> _What is expected_
Return all lines of the records that contain the word "name".

> _Items from an interface collection_
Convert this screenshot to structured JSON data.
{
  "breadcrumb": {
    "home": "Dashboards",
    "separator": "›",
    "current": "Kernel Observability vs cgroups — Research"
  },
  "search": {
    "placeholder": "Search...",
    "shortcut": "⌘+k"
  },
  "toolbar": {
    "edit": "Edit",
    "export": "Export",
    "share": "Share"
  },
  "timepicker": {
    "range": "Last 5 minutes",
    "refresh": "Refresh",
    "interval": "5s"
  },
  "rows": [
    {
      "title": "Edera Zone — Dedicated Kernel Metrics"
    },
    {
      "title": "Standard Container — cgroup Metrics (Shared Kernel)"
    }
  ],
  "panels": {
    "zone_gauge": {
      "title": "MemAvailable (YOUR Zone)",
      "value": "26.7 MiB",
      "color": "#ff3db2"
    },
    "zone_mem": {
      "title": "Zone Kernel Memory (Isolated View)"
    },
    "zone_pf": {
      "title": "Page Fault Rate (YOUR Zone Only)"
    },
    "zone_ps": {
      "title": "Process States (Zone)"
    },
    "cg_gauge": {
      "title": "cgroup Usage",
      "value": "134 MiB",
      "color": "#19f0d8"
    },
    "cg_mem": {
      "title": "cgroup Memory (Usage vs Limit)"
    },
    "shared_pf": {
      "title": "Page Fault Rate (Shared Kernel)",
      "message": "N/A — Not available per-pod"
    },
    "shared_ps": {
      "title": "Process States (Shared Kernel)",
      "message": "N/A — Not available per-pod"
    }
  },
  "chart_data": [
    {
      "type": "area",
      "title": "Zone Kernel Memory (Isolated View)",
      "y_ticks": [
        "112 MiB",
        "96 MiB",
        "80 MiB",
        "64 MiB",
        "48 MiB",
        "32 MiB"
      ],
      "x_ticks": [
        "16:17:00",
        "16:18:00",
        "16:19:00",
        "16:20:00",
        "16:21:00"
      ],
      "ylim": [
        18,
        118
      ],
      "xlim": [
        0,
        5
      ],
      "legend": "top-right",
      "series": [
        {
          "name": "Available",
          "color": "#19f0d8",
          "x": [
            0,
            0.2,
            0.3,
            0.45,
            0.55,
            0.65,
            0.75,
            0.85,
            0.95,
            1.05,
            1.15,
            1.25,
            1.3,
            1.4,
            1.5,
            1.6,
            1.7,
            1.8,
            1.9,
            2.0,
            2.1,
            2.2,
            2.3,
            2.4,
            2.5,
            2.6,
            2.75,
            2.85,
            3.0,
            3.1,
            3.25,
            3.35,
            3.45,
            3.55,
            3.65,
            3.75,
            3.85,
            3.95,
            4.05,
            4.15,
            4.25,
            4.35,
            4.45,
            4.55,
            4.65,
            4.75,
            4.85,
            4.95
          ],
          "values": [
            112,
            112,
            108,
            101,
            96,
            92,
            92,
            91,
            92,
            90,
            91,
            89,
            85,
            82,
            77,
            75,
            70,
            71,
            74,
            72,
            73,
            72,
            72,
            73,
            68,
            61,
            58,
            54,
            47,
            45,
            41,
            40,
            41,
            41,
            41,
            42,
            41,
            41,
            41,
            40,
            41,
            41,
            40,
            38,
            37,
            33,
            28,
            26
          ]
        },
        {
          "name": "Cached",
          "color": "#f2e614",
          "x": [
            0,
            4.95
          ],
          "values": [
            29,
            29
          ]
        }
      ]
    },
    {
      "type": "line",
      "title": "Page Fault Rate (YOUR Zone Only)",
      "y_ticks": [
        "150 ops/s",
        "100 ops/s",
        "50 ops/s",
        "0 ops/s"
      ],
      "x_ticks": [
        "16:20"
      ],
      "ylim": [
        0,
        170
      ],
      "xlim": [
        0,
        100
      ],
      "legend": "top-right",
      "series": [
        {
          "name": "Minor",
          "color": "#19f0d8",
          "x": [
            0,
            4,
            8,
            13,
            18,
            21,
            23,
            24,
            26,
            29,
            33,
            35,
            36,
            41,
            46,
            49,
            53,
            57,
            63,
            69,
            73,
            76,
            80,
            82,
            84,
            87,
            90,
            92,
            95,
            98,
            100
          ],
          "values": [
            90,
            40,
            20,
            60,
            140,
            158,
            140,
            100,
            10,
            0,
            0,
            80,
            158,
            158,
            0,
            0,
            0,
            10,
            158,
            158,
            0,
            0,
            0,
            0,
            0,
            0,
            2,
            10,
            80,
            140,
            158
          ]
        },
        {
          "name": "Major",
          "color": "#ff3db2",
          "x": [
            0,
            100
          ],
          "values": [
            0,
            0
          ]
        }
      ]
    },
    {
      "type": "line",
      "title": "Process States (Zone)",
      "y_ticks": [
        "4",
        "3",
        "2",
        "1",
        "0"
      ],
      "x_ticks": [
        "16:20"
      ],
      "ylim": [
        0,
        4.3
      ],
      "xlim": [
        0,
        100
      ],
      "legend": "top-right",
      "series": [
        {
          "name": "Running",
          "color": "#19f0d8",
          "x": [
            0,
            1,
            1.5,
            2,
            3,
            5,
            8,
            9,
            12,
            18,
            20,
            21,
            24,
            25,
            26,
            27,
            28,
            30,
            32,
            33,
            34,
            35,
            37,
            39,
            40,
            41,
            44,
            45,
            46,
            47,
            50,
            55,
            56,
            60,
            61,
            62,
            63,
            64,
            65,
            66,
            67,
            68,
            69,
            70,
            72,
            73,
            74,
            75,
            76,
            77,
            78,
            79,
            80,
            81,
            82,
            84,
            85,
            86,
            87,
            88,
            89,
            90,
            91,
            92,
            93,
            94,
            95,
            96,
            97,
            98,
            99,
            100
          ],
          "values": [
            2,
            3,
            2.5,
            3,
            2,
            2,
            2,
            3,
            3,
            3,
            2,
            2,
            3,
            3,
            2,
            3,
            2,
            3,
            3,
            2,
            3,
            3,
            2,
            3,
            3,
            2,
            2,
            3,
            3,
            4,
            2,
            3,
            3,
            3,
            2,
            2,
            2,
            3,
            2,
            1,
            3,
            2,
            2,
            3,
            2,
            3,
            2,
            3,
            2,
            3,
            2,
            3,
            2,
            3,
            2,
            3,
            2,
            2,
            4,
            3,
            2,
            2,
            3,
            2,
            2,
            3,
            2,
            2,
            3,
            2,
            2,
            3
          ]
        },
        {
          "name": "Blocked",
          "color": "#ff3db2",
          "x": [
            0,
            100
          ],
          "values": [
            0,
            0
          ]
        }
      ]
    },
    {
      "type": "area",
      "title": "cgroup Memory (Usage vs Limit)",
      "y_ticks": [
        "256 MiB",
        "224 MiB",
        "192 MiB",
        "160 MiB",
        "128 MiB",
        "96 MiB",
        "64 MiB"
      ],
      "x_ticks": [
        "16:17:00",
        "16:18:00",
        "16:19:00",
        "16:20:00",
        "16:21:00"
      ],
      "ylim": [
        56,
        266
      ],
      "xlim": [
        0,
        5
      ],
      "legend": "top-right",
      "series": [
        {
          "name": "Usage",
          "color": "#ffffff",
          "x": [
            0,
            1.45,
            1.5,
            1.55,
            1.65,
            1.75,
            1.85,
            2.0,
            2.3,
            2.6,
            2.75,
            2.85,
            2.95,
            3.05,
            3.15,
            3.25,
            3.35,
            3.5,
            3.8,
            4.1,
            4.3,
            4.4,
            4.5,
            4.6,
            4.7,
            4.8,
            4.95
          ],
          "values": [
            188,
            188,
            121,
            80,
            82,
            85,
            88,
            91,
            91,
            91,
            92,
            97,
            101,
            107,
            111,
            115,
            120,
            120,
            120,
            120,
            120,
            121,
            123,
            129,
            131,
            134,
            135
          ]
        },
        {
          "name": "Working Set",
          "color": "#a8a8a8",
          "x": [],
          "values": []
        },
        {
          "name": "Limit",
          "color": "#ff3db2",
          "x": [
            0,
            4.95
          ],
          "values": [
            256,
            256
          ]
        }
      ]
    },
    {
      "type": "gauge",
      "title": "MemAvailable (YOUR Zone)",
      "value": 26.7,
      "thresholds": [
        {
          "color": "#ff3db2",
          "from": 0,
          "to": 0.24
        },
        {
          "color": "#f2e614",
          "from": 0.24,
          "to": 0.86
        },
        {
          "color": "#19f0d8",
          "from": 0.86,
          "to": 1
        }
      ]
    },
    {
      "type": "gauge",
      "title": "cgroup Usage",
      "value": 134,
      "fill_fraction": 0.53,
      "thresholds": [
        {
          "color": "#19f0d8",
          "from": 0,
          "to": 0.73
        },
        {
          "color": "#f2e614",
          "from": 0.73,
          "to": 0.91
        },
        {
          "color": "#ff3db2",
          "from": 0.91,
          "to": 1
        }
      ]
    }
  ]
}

> _Finished exercise_
          "name": "Available",
          "name": "Cached",
          "name": "Minor",
          "name": "Major",
          "name": "Running",
          "name": "Blocked",
          "name": "Usage",
          "name": "Working Set",
          "name": "Limit",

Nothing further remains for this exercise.